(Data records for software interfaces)
┄┄┄┄┄┄┄┄┄┄
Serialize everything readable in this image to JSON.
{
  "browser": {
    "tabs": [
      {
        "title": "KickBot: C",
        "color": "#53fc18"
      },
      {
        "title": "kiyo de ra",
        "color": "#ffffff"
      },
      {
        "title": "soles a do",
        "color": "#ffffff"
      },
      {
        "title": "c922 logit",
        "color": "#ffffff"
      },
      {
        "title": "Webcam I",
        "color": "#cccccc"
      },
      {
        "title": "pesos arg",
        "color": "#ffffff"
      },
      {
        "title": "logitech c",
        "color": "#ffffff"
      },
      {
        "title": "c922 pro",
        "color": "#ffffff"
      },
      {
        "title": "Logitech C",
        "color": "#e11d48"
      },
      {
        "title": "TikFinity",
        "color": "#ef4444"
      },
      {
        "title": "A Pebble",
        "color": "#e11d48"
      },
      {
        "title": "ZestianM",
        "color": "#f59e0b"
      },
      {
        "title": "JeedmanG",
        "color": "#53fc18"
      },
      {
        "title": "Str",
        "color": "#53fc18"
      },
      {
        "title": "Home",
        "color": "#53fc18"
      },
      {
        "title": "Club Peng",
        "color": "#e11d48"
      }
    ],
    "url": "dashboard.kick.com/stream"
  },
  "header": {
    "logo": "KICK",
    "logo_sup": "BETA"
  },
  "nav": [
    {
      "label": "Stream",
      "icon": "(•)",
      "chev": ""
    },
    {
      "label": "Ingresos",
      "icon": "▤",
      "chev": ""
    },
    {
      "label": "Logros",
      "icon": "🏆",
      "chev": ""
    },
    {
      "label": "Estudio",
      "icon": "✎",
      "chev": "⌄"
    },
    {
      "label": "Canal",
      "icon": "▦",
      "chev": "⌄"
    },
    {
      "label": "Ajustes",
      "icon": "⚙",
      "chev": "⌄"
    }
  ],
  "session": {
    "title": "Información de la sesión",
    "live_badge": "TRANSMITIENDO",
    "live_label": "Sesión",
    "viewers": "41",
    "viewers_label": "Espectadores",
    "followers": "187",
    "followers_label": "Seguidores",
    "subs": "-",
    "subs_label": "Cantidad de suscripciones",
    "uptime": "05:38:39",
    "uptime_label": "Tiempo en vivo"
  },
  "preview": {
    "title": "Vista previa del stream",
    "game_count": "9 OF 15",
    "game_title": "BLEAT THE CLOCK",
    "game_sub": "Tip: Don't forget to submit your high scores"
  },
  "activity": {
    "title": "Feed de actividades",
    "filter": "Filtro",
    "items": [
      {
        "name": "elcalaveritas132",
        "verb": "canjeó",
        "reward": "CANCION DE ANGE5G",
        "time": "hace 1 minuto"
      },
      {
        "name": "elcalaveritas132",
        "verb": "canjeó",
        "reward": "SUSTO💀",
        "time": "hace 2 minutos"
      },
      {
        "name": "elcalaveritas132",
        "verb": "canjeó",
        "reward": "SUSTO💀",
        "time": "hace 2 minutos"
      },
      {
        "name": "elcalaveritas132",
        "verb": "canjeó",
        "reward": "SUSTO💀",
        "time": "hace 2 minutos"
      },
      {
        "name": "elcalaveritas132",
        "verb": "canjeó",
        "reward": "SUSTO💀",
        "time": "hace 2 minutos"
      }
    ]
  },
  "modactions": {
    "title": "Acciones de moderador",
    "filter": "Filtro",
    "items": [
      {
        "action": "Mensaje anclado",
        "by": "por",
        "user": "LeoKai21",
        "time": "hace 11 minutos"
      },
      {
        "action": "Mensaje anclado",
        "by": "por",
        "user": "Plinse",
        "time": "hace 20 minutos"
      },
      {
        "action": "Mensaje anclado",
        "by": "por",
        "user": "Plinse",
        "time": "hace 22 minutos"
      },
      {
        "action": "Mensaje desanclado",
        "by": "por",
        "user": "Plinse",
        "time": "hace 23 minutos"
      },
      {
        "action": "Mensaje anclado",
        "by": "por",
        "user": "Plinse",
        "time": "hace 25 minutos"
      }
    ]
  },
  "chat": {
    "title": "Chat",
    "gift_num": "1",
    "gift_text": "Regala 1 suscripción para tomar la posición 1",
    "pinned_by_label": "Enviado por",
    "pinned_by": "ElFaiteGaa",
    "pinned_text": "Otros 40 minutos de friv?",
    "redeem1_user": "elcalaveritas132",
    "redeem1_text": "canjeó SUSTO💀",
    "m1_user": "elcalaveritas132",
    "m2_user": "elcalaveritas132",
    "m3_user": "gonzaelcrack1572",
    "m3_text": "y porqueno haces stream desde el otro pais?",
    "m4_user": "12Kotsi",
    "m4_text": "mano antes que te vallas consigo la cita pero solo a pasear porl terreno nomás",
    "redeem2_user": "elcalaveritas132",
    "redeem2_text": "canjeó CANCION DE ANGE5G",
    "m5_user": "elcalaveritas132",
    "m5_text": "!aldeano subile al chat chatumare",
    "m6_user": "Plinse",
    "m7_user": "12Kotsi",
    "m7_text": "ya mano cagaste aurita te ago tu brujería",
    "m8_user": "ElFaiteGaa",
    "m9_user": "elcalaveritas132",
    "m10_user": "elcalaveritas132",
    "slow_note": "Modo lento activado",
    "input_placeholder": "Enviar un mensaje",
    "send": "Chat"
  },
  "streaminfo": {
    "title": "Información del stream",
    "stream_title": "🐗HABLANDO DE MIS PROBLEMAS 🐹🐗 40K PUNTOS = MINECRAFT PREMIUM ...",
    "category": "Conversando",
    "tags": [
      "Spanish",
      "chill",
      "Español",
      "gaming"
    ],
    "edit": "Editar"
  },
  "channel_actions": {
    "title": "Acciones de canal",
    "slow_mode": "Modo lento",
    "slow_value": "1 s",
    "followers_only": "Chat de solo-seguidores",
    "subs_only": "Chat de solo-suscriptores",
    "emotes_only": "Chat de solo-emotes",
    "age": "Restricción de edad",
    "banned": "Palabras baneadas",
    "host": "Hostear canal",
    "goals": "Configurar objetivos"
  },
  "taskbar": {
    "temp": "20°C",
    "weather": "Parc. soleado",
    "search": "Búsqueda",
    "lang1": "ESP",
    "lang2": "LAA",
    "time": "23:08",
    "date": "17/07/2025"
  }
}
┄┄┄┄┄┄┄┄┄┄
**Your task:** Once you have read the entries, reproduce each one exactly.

**Answer to this task:**
Serialize everything readable in this image to JSON.
{
  "browser": {
    "tabs": [
      {
        "title": "KickBot: C",
        "color": "#53fc18"
      },
      {
        "title": "kiyo de ra",
        "color": "#ffffff"
      },
      {
        "title": "soles a do",
        "color": "#ffffff"
      },
      {
        "title": "c922 logit",
        "color": "#ffffff"
      },
      {
        "title": "Webcam I",
        "color": "#cccccc"
      },
      {
        "title": "pesos arg",
        "color": "#ffffff"
      },
      {
        "title": "logitech c",
        "color": "#ffffff"
      },
      {
        "title": "c922 pro",
        "color": "#ffffff"
      },
      {
        "title": "Logitech C",
        "color": "#e11d48"
      },
      {
        "title": "TikFinity",
        "color": "#ef4444"
      },
      {
        "title": "A Pebble",
        "color": "#e11d48"
      },
      {
        "title": "ZestianM",
        "color": "#f59e0b"
      },
      {
        "title": "JeedmanG",
        "color": "#53fc18"
      },
      {
        "title": "Str",
        "color": "#53fc18"
      },
      {
        "title": "Home",
        "color": "#53fc18"
      },
      {
        "title": "Club Peng",
        "color": "#e11d48"
      }
    ],
    "url": "dashboard.kick.com/stream"
  },
  "header": {
    "logo": "KICK",
    "logo_sup": "BETA"
  },
  "nav": [
    {
      "label": "Stream",
      "icon": "(•)",
      "chev": ""
    },
    {
      "label": "Ingresos",
      "icon": "▤",
      "chev": ""
    },
    {
      "label": "Logros",
      "icon": "🏆",
      "chev": ""
    },
    {
      "label": "Estudio",
      "icon": "✎",
      "chev": "⌄"
    },
    {
      "label": "Canal",
      "icon": "▦",
      "chev": "⌄"
    },
    {
      "label": "Ajustes",
      "icon": "⚙",
      "chev": "⌄"
    }
  ],
  "session": {
    "title": "Información de la sesión",
    "live_badge": "TRANSMITIENDO",
    "live_label": "Sesión",
    "viewers": "41",
    "viewers_label": "Espectadores",
    "followers": "187",
    "followers_label": "Seguidores",
    "subs": "-",
    "subs_label": "Cantidad de suscripciones",
    "uptime": "05:38:39",
    "uptime_label": "Tiempo en vivo"
  },
  "preview": {
    "title": "Vista previa del stream",
    "game_count": "9 OF 15",
    "game_title": "BLEAT THE CLOCK",
    "game_sub": "Tip: Don't forget to submit your high scores"
  },
  "activity": {
    "title": "Feed de actividades",
    "filter": "Filtro",
    "items": [
      {
        "name": "elcalaveritas132",
        "verb": "canjeó",
        "reward": "CANCION DE ANGE5G",
        "time": "hace 1 minuto"
      },
      {
        "name": "elcalaveritas132",
        "verb": "canjeó",
        "reward": "SUSTO💀",
        "time": "hace 2 minutos"
      },
      {
        "name": "elcalaveritas132",
        "verb": "canjeó",
        "reward": "SUSTO💀",
        "time": "hace 2 minutos"
      },
      {
        "name": "elcalaveritas132",
        "verb": "canjeó",
        "reward": "SUSTO💀",
        "time": "hace 2 minutos"
      },
      {
        "name": "elcalaveritas132",
        "verb": "canjeó",
        "reward": "SUSTO💀",
        "time": "hace 2 minutos"
      }
    ]
  },
  "modactions": {
    "title": "Acciones de moderador",
    "filter": "Filtro",
    "items": [
      {
        "action": "Mensaje anclado",
        "by": "por",
        "user": "LeoKai21",
        "time": "hace 11 minutos"
      },
      {
        "action": "Mensaje anclado",
        "by": "por",
        "user": "Plinse",
        "time": "hace 20 minutos"
      },
      {
        "action": "Mensaje anclado",
        "by": "por",
        "user": "Plinse",
        "time": "hace 22 minutos"
      },
      {
        "action": "Mensaje desanclado",
        "by": "por",
        "user": "Plinse",
        "time": "hace 23 minutos"
      },
      {
        "action": "Mensaje anclado",
        "by": "por",
        "user": "Plinse",
        "time": "hace 25 minutos"
      }
    ]
  },
  "chat": {
    "title": "Chat",
    "gift_num": "1",
    "gift_text": "Regala 1 suscripción para tomar la posición 1",
    "pinned_by_label": "Enviado por",
    "pinned_by": "ElFaiteGaa",
    "pinned_text": "Otros 40 minutos de friv?",
    "redeem1_user": "elcalaveritas132",
    "redeem1_text": "canjeó SUSTO💀",
    "m1_user": "elcalaveritas132",
    "m2_user": "elcalaveritas132",
    "m3_user": "gonzaelcrack1572",
    "m3_text": "y porqueno haces stream desde el otro pais?",
    "m4_user": "12Kotsi",
    "m4_text": "mano antes que te vallas consigo la cita pero solo a pasear porl terreno nomás",
    "redeem2_user": "elcalaveritas132",
    "redeem2_text": "canjeó CANCION DE ANGE5G",
    "m5_user": "elcalaveritas132",
    "m5_text": "!aldeano subile al chat chatumare",
    "m6_user": "Plinse",
    "m7_user": "12Kotsi",
    "m7_text": "ya mano cagaste aurita te ago tu brujería",
    "m8_user": "ElFaiteGaa",
    "m9_user": "elcalaveritas132",
    "m10_user": "elcalaveritas132",
    "slow_note": "Modo lento activado",
    "input_placeholder": "Enviar un mensaje",
    "send": "Chat"
  },
  "streaminfo": {
    "title": "Información del stream",
    "stream_title": "🐗HABLANDO DE MIS PROBLEMAS 🐹🐗 40K PUNTOS = MINECRAFT PREMIUM ...",
    "category": "Conversando",
    "tags": [
      "Spanish",
      "chill",
      "Español",
      "gaming"
    ],
    "edit": "Editar"
  },
  "channel_actions": {
    "title": "Acciones de canal",
    "slow_mode": "Modo lento",
    "slow_value": "1 s",
    "followers_only": "Chat de solo-seguidores",
    "subs_only": "Chat de solo-suscriptores",
    "emotes_only": "Chat de solo-emotes",
    "age": "Restricción de edad",
    "banned": "Palabras baneadas",
    "host": "Hostear canal",
    "goals": "Configurar objetivos"
  },
  "taskbar": {
    "temp": "20°C",
    "weather": "Parc. soleado",
    "search": "Búsqueda",
    "lang1": "ESP",
    "lang2": "LAA",
    "time": "23:08",
    "date": "17/07/2025"
  }
}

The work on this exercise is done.